Consider the first equation
$ E = \frac{V  P}{X} $
The units in the numerator are coins per hour. The units in the denominator are experience per hour. The units for E are therefore coins per experience. E is a measure of how much one experience costs, but also valuing time. Suppose that you can gain 250k crafting experience per hour at a loss of 1M coins per hour, and value time at 1M coins per hour. The number that most people would consider the "cost per experience" would be 1000k/250k = 4 coins per experience. However, this value does not take into account the time spent training. Instead of training, you could be making money! Essentially, by training, you are losing the opportunity cost of your value of time. In this example, to gain that 250k crafting experience, you actually would be losing 1M worth of time in addition to the 1M of coins lost. Therefore, you actually are paying 8 coins per crafting experience if both time and money are considered. This is equal to the efficiency rating for the method.
This idea is where the equation for the efficiency rating comes from. V / X is equal to the cost per experience in time. P / X is equal to the profit per experience in money, or P /X is equal to the cost per experience in money. Therefore, the total cost per one experience, considering both money and the opportunity cost of time, is equal to
$ E = \frac {V}{X} \frac{P}{X} = \frac{V  P}{X} $
Now consider the second equation
$ V = \frac{P_1X_2  P_2X_1}{X_2  X_1} $
This is simply a solution for value of time when setting the efficiency ratings for two methods equal to each other:
$ E_1 = E_2 = \frac{V  P_1}{X_1} = \frac{V  P_2}{X_2} $
Crossmultiplying gives $ X_2(V  P_1) = X_1(V  P_2) $
Expanding gives $ X_2V  P_1X_2 = X_1V  P_2X_1 $
Getting V on one side gives $ X_2V  X_1V = P_1X_2  P_2X_1 $
Factoring V out gives $ V(X_2  X_1) = P_1X_2  P_2X_1 $

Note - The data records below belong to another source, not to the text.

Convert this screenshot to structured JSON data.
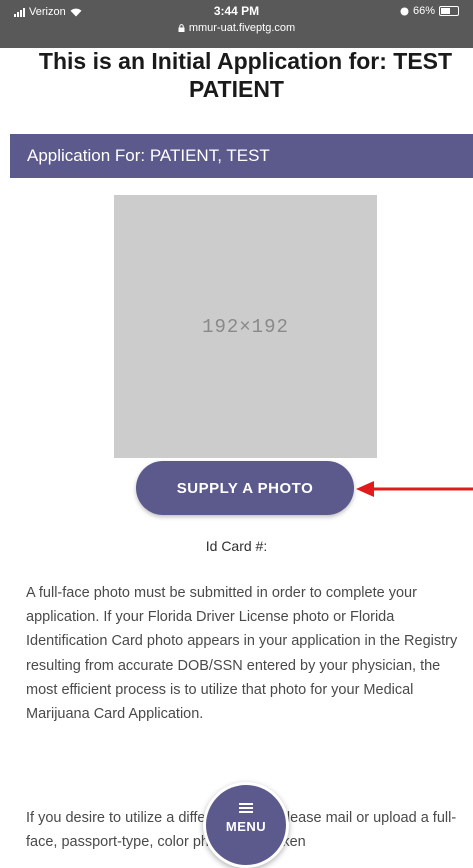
{
  "status_bar": {
    "carrier": "Verizon",
    "time": "3:44 PM",
    "battery": "66%",
    "battery_level": 0.66,
    "url": "mmur-uat.fiveptg.com"
  },
  "page": {
    "title_line1": "This is an Initial Application for: TEST",
    "title_line2": "PATIENT"
  },
  "application_header": {
    "label": "Application For: PATIENT, TEST"
  },
  "photo": {
    "placeholder_text": "192×192",
    "supply_button_label": "SUPPLY A PHOTO"
  },
  "id_card": {
    "label": "Id Card #:"
  },
  "instructions": {
    "paragraph1": "A full-face photo must be submitted in order to complete your application. If your Florida Driver License photo or Florida Identification Card photo appears in your application in the Registry resulting from accurate DOB/SSN entered by your physician, the most efficient process is to utilize that photo for your Medical Marijuana Card Application.",
    "paragraph2": "If you desire to utilize a different photo, please mail or upload a full-face, passport-type, color photograph taken"
  },
  "menu": {
    "label": "MENU"
  },
  "colors": {
    "accent": "#5c5a8c",
    "annotation_arrow": "#e01b1b"
  }
}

Dividing gives $ V = \frac{P_1X_2  P_2X_1}{X_2  X_1} $